Ever spend time organizing a space only to have it undone in a week? This is a common problem, especially in a space where there are multiple users. The best way to make yourself and others put things back in the right space is… LABELING! Putting a label on a space provides a strong visual reminder of what should (and should not) be put there.
How do I make and attach labels? There are a variety of options, each of which lends itself to a particular situation.
Ways to Create Labels
Grab a sharpie or paint pen and simply write directly onto a storage container.
Use a label maker. This makes for clear, easy-to-read labels that look professional.
Buy blank labels to write/print on. You can get sheets of labels in a variety of shapes and patterns at a store like Staples.
Download printables. Many sights offer printable labels for every need. Check out a sight like Pinterest for ideas.
Use pre-made labels, such as luggage tags.
Design your own. If you are creative, you might enjoy drawing your own labels or designing them on your computer. Use your imagination and explore different materials, such as fun foam, burlap, linen, etc. For young children, consider using images in addition to words.
How to Attach Labels
For flat, non-porous surfaces, adhesive work best. Labels which have built-in adhesive (e.g. those from a label maker) are simply “peel and stick.” Labels that have been printed on regular paper can be attached by covering with wide, clear packing tape.
For fabric, sew labels on or attach them with iron-on fuse tape. Labels can also be stamped onto fabric with indelible ink.
When labeling a rough surface (e.g. a basket), tie labels on with a ribbon, string, or key ring.
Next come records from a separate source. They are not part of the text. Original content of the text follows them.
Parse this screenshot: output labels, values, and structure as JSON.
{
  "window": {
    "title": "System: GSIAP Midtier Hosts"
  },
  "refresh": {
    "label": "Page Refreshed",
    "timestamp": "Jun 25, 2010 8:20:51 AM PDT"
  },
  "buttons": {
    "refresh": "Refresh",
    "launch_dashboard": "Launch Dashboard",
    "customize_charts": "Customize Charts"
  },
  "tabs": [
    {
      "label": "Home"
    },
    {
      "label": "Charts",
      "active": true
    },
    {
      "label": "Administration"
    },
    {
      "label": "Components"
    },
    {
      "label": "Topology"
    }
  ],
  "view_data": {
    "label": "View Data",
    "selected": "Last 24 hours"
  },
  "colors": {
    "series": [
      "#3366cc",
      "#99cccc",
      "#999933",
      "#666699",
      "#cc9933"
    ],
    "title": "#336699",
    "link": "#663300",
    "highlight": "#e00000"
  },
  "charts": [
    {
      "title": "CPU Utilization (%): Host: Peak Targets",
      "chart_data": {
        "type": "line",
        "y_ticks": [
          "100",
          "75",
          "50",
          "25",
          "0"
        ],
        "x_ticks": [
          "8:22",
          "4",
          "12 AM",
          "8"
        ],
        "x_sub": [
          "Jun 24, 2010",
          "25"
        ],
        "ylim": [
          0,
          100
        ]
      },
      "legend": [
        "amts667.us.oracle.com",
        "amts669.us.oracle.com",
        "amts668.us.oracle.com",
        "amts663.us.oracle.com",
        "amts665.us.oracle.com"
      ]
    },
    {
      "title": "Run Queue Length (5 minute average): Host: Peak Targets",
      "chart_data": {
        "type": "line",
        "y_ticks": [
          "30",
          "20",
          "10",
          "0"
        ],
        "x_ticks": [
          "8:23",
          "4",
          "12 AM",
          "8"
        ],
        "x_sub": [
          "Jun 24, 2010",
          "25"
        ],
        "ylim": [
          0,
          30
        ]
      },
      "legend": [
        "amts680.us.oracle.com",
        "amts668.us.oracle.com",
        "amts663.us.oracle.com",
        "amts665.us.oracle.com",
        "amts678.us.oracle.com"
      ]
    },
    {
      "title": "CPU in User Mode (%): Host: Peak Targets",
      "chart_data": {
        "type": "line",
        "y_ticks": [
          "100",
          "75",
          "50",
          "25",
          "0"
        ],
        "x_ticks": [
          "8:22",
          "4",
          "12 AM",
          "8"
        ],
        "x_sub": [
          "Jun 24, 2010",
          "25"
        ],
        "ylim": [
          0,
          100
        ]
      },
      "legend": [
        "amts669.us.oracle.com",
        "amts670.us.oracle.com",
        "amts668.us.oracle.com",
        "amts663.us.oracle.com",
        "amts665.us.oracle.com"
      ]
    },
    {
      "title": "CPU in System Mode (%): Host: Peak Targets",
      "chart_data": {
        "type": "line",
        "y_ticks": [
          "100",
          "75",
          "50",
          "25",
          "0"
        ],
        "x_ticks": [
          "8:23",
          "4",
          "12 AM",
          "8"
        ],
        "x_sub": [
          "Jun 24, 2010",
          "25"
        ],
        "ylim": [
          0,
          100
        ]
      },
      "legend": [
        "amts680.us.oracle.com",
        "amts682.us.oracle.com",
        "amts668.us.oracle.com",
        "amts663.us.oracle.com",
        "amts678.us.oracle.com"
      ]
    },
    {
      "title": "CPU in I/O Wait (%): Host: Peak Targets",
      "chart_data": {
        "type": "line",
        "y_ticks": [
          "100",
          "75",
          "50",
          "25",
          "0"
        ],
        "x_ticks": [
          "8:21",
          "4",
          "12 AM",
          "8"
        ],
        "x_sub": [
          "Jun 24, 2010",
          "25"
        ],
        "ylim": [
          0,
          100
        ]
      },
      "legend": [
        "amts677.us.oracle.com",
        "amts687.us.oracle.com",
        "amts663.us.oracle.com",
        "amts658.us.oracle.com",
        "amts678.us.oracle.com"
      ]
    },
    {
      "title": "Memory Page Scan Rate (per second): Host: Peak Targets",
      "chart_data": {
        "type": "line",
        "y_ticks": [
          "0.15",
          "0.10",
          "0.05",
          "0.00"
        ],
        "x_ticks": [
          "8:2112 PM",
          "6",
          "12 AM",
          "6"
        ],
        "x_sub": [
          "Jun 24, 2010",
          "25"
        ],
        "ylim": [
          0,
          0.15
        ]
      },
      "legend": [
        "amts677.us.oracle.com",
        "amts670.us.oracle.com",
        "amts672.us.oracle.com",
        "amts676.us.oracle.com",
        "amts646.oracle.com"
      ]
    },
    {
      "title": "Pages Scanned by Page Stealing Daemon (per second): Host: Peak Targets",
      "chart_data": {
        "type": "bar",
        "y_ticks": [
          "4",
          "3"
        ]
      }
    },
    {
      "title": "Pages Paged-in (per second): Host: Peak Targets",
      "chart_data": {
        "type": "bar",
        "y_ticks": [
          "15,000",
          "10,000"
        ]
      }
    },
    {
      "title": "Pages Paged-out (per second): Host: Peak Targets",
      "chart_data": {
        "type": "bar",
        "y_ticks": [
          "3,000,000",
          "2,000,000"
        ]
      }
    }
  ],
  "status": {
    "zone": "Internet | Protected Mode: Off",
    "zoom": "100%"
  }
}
[Note: Consider gluing labels onto cardstock or laminating them if they will be dangling.]
When available, slip a label into a bracket, such as you find on a file box or hanging file folder.
Ideal Places to Use Labels
The sky (or your family’s/coworkers’ tolerance) is the limit on what you can label, but here are a few common areas:
On the front edge of drawers
On the wall of a cubby or over a coat hook
Labels communicate what goes where. If you have a “problem area”, why not try using labels and let me know if it helped.
What areas have you found helpful to label?